Bill limits gifts from pharmaceutical companies to physicians

December 1, 2007

Jerome P. Kassirer, MD, distinguished professor at Tufts University School of Medicine in Boston and visiting professor at Stanford University, Stanford, CA, has told Congress and the American people that many doctors are “on the take” from the big pharmaceutical companies, which pay them in one way or another to prescribe their drugs to patients.

Early in September, a group of influential senators introduced the Physician Payments Sunshine Act, which would require manufacturers of pharmaceutical drugs, devices, and biologics with annual revenues exceeding $100 million to make quarterly disclosures of the amount of money they give to doctors through payments, gifts, honoraria, travel, and other means. Failure to submit the reports to the U.S. Department of Health and Human Services for posting on a new public web site would carry penalties up to $100,000 per violation.

Sen. Kohl referred during the hearing to an article in the New England Journal of Medicine (356:1742-50) that reported that 94% of physicians have received food and beverages, medication samples, and other gifts and forms of payments from drug companies.

"It has been estimated that the drug industry spends $19 billion annually on marketing to physicians in the form of gifts, lunches, drug samples, and sponsorship of education programs," Sen. Kohl said. "Companies certainly have the right to spend as much as they choose to promote their products. But... the federal government has an obligation to examine and take action when companies unfairly or illegally attempt to manipulate the market."

Dr. Kassirer is author of On The Take: How Medicine's Complicity With Big Business Can Endanger Your Health, in which he outlines "the complex intertwining of the medical profession and the pharmaceutical, biotechnology, and device industries and the consequences of these relationships."

A necessary relationship?

At the June hearing, representatives of the American Medical Association and the Pharmaceutical Research and Manufacturers of America outlined their organizations' voluntary guidelines governing marketing and gifts from drug companies to doctors. They emphasized the importance of physicians having accurate and up-to-date information about new drugs and their risks and benefits.

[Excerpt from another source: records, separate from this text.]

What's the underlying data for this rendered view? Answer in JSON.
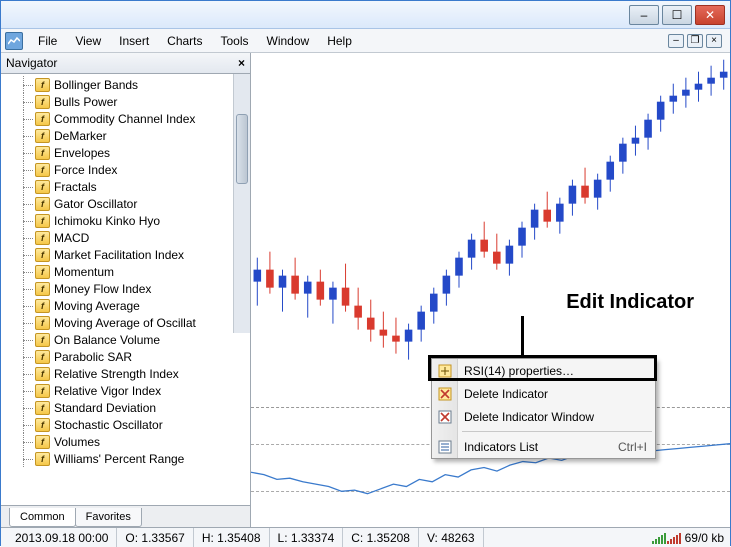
{
  "titlebar": {
    "min": "–",
    "max": "☐",
    "close": "✕"
  },
  "menubar": {
    "items": [
      "File",
      "View",
      "Insert",
      "Charts",
      "Tools",
      "Window",
      "Help"
    ],
    "mini": {
      "min": "‒",
      "restore": "❐",
      "close": "×"
    }
  },
  "navigator": {
    "title": "Navigator",
    "close": "×",
    "items": [
      "Bollinger Bands",
      "Bulls Power",
      "Commodity Channel Index",
      "DeMarker",
      "Envelopes",
      "Force Index",
      "Fractals",
      "Gator Oscillator",
      "Ichimoku Kinko Hyo",
      "MACD",
      "Market Facilitation Index",
      "Momentum",
      "Money Flow Index",
      "Moving Average",
      "Moving Average of Oscillat",
      "On Balance Volume",
      "Parabolic SAR",
      "Relative Strength Index",
      "Relative Vigor Index",
      "Standard Deviation",
      "Stochastic Oscillator",
      "Volumes",
      "Williams' Percent Range"
    ],
    "tabs": {
      "common": "Common",
      "favorites": "Favorites"
    }
  },
  "context_menu": {
    "properties": "RSI(14) properties…",
    "delete_ind": "Delete Indicator",
    "delete_win": "Delete Indicator Window",
    "list": "Indicators List",
    "list_sc": "Ctrl+I"
  },
  "annotation": {
    "label": "Edit Indicator"
  },
  "statusbar": {
    "date": "2013.09.18 00:00",
    "o": "O: 1.33567",
    "h": "H: 1.35408",
    "l": "L: 1.33374",
    "c": "C: 1.35208",
    "v": "V: 48263",
    "conn": "69/0 kb"
  },
  "chart_data": {
    "main": {
      "type": "candlestick",
      "note": "approximate OHLC bars read from pixels; color=up(blue)/down(red)",
      "candles": [
        {
          "o": 26,
          "h": 34,
          "l": 18,
          "c": 30,
          "d": "u"
        },
        {
          "o": 30,
          "h": 36,
          "l": 22,
          "c": 24,
          "d": "d"
        },
        {
          "o": 24,
          "h": 30,
          "l": 16,
          "c": 28,
          "d": "u"
        },
        {
          "o": 28,
          "h": 34,
          "l": 20,
          "c": 22,
          "d": "d"
        },
        {
          "o": 22,
          "h": 28,
          "l": 14,
          "c": 26,
          "d": "u"
        },
        {
          "o": 26,
          "h": 30,
          "l": 18,
          "c": 20,
          "d": "d"
        },
        {
          "o": 20,
          "h": 26,
          "l": 12,
          "c": 24,
          "d": "u"
        },
        {
          "o": 24,
          "h": 32,
          "l": 16,
          "c": 18,
          "d": "d"
        },
        {
          "o": 18,
          "h": 24,
          "l": 10,
          "c": 14,
          "d": "d"
        },
        {
          "o": 14,
          "h": 20,
          "l": 6,
          "c": 10,
          "d": "d"
        },
        {
          "o": 10,
          "h": 16,
          "l": 4,
          "c": 8,
          "d": "d"
        },
        {
          "o": 8,
          "h": 14,
          "l": 2,
          "c": 6,
          "d": "d"
        },
        {
          "o": 6,
          "h": 12,
          "l": 0,
          "c": 10,
          "d": "u"
        },
        {
          "o": 10,
          "h": 18,
          "l": 6,
          "c": 16,
          "d": "u"
        },
        {
          "o": 16,
          "h": 24,
          "l": 12,
          "c": 22,
          "d": "u"
        },
        {
          "o": 22,
          "h": 30,
          "l": 18,
          "c": 28,
          "d": "u"
        },
        {
          "o": 28,
          "h": 36,
          "l": 24,
          "c": 34,
          "d": "u"
        },
        {
          "o": 34,
          "h": 42,
          "l": 30,
          "c": 40,
          "d": "u"
        },
        {
          "o": 40,
          "h": 46,
          "l": 34,
          "c": 36,
          "d": "d"
        },
        {
          "o": 36,
          "h": 42,
          "l": 30,
          "c": 32,
          "d": "d"
        },
        {
          "o": 32,
          "h": 40,
          "l": 28,
          "c": 38,
          "d": "u"
        },
        {
          "o": 38,
          "h": 46,
          "l": 34,
          "c": 44,
          "d": "u"
        },
        {
          "o": 44,
          "h": 52,
          "l": 40,
          "c": 50,
          "d": "u"
        },
        {
          "o": 50,
          "h": 56,
          "l": 44,
          "c": 46,
          "d": "d"
        },
        {
          "o": 46,
          "h": 54,
          "l": 42,
          "c": 52,
          "d": "u"
        },
        {
          "o": 52,
          "h": 60,
          "l": 48,
          "c": 58,
          "d": "u"
        },
        {
          "o": 58,
          "h": 64,
          "l": 52,
          "c": 54,
          "d": "d"
        },
        {
          "o": 54,
          "h": 62,
          "l": 50,
          "c": 60,
          "d": "u"
        },
        {
          "o": 60,
          "h": 68,
          "l": 56,
          "c": 66,
          "d": "u"
        },
        {
          "o": 66,
          "h": 74,
          "l": 62,
          "c": 72,
          "d": "u"
        },
        {
          "o": 72,
          "h": 78,
          "l": 68,
          "c": 74,
          "d": "u"
        },
        {
          "o": 74,
          "h": 82,
          "l": 70,
          "c": 80,
          "d": "u"
        },
        {
          "o": 80,
          "h": 88,
          "l": 76,
          "c": 86,
          "d": "u"
        },
        {
          "o": 86,
          "h": 92,
          "l": 82,
          "c": 88,
          "d": "u"
        },
        {
          "o": 88,
          "h": 94,
          "l": 84,
          "c": 90,
          "d": "u"
        },
        {
          "o": 90,
          "h": 96,
          "l": 86,
          "c": 92,
          "d": "u"
        },
        {
          "o": 92,
          "h": 98,
          "l": 88,
          "c": 94,
          "d": "u"
        },
        {
          "o": 94,
          "h": 100,
          "l": 90,
          "c": 96,
          "d": "u"
        }
      ],
      "y_range": [
        0,
        100
      ]
    },
    "rsi": {
      "type": "line",
      "levels": [
        30,
        70
      ],
      "values": [
        46,
        44,
        40,
        41,
        38,
        36,
        34,
        30,
        31,
        28,
        32,
        36,
        34,
        40,
        38,
        44,
        42,
        48,
        50,
        47,
        52,
        55,
        54,
        58,
        56,
        60,
        59,
        62,
        61,
        63,
        62,
        64,
        65,
        66,
        67,
        68,
        69,
        70
      ],
      "y_range": [
        0,
        100
      ]
    }
  }
}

"Informing health care professionals of the benefits and risks specific to a new or existing medicine, whether it be through responsible advertising or pharmaceutical sales representatives, helps ensure patients are safely and effectively treated," said PhRMA Senior Assistant General Counsel Marjorie Powell. "Pharmaceutical marketing is one of several important ways for doctors to receive the information they need to make sure their treatment choices are the right ones for each individual patient."